Output only the span of lines that begins at the line containing "Read all visible content and emit it as JSON." and ends at the last line of the data, both included, exactly as they appear.

[Website and app data records]
--------------------

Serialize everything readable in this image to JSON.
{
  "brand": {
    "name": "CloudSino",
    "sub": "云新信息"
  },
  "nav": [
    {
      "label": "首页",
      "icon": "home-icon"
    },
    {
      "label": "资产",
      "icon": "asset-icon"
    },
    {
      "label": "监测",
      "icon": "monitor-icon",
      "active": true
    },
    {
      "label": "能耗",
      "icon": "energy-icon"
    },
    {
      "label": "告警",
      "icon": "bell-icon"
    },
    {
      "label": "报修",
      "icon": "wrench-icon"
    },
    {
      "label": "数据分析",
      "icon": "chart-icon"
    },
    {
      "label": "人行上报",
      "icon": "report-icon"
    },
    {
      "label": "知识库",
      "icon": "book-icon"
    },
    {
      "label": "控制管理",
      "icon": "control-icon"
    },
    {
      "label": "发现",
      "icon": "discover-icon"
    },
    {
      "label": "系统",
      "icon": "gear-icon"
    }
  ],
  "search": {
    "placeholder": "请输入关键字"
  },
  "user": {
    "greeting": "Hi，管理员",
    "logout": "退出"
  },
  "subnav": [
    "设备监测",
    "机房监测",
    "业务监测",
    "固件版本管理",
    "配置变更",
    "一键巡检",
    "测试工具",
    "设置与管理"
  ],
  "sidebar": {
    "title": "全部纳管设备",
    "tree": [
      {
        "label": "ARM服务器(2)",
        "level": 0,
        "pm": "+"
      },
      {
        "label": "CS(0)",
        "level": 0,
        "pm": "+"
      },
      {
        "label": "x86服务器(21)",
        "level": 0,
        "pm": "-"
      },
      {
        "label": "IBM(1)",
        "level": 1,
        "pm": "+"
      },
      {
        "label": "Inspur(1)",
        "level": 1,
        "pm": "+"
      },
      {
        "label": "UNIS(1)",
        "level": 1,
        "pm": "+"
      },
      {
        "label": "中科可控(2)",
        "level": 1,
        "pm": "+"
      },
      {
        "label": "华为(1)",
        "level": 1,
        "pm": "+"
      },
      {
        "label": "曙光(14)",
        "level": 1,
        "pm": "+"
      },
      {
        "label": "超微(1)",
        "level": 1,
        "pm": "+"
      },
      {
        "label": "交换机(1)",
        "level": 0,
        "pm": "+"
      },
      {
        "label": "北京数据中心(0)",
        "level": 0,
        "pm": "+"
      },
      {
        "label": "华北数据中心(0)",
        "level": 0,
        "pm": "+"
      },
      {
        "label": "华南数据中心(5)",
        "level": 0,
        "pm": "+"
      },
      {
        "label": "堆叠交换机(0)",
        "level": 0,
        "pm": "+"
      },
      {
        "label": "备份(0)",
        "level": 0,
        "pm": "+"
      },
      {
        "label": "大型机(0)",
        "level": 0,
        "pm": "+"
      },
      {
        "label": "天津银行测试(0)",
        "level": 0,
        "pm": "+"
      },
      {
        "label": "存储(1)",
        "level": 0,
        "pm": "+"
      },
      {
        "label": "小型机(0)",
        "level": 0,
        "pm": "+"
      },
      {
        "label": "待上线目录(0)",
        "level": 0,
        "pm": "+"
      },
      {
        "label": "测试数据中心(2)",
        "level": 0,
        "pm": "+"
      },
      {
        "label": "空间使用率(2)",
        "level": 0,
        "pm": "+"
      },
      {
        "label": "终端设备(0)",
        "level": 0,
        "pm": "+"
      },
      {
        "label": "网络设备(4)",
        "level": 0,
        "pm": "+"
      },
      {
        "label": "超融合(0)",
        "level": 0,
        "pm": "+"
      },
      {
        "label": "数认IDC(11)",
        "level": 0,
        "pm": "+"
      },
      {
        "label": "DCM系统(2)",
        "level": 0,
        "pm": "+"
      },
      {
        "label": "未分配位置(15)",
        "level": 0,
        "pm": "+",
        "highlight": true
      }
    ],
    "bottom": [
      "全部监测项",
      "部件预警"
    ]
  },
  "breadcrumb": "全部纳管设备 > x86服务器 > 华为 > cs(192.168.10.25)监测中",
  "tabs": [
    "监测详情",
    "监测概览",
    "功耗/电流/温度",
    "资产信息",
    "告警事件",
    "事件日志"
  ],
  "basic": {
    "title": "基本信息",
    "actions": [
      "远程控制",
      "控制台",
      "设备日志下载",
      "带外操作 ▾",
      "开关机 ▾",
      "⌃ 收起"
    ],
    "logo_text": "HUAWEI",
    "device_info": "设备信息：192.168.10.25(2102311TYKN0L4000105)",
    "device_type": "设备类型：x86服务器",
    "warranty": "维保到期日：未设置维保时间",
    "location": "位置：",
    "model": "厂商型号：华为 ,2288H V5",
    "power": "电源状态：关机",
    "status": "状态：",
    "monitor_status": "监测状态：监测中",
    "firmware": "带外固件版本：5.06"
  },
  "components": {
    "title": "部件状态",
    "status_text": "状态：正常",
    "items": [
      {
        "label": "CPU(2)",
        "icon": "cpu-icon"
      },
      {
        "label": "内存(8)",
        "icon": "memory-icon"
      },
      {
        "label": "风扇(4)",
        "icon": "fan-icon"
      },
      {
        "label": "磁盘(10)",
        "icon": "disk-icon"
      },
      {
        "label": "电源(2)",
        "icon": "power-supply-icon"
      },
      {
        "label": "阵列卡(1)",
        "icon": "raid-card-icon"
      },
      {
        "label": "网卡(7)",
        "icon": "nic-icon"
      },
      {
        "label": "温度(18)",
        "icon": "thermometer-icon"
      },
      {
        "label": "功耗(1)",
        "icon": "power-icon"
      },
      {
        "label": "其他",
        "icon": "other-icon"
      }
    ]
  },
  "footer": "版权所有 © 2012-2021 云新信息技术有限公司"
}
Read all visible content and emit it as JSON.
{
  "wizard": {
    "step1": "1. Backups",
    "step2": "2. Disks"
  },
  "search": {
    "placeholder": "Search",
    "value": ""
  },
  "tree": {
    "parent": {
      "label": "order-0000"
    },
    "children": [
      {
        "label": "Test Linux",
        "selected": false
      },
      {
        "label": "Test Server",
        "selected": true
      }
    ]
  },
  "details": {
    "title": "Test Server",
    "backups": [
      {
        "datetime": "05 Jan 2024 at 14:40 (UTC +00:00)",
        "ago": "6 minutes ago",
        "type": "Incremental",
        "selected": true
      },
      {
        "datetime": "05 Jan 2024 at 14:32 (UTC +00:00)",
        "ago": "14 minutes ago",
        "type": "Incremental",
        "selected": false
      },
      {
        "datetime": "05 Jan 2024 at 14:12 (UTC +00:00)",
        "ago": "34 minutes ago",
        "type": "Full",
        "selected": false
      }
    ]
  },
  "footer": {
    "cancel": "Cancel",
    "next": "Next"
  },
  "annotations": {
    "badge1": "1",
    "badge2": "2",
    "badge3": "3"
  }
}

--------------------

SOLVED PROBLEM >>
Read all visible content and emit it as JSON.
{
  "wizard": {
    "step1": "1. Backups",
    "step2": "2. Disks"
  },
  "search": {
    "placeholder": "Search",
    "value": ""
  },
  "tree": {
    "parent": {
      "label": "order-0000"
    },
    "children": [
      {
        "label": "Test Linux",
        "selected": false
      },
      {
        "label": "Test Server",
        "selected": true
      }
    ]
  },
  "details": {
    "title": "Test Server",
    "backups": [
      {
        "datetime": "05 Jan 2024 at 14:40 (UTC +00:00)",
        "ago": "6 minutes ago",
        "type": "Incremental",
        "selected": true
      },
      {
        "datetime": "05 Jan 2024 at 14:32 (UTC +00:00)",
        "ago": "14 minutes ago",
        "type": "Incremental",
        "selected": false
      },
      {
        "datetime": "05 Jan 2024 at 14:12 (UTC +00:00)",
        "ago": "34 minutes ago",
        "type": "Full",
        "selected": false
      }
    ]
  },
  "footer": {
    "cancel": "Cancel",
    "next": "Next"
  },
  "annotations": {
    "badge1": "1",
    "badge2": "2",
    "badge3": "3"
  }
}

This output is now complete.